== Segment start ==

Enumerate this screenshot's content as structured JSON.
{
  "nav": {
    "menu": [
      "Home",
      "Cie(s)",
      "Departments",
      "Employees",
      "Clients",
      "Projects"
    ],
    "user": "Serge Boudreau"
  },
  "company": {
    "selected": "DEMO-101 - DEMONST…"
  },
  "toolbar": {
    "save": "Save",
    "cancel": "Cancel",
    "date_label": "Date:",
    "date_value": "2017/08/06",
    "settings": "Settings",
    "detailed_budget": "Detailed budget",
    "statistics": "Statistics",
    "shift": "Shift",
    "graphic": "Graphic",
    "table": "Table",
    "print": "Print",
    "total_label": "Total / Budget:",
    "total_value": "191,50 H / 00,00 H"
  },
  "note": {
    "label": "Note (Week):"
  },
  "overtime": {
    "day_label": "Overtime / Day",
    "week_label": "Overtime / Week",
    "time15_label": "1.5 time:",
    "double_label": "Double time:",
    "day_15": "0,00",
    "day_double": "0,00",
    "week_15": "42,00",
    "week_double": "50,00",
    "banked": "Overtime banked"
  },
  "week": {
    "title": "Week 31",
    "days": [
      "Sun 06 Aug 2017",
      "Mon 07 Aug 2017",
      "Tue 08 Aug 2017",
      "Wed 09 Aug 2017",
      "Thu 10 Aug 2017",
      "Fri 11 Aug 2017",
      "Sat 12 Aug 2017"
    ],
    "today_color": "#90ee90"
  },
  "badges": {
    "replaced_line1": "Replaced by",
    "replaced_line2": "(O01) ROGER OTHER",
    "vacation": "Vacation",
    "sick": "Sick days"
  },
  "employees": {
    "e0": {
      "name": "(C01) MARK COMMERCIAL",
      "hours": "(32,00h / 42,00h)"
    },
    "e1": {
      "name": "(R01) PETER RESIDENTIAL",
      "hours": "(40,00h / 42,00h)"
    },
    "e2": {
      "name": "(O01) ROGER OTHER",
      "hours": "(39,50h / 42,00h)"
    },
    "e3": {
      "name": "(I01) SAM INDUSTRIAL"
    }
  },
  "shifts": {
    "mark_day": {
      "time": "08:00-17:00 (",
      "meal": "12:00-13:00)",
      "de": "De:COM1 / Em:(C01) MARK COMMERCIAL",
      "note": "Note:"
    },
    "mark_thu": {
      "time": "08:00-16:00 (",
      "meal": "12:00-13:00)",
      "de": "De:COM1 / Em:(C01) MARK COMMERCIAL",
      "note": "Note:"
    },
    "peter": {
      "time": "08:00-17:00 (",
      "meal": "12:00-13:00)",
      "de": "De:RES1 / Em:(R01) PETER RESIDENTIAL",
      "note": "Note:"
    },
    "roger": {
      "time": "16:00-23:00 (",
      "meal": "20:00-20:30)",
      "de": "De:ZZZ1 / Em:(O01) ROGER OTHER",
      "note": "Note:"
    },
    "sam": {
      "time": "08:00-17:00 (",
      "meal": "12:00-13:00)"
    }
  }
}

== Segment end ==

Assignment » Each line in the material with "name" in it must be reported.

Solution to the exercise »
      "name": "(C01) MARK COMMERCIAL",
      "name": "(R01) PETER RESIDENTIAL",
      "name": "(O01) ROGER OTHER",
      "name": "(I01) SAM INDUSTRIAL"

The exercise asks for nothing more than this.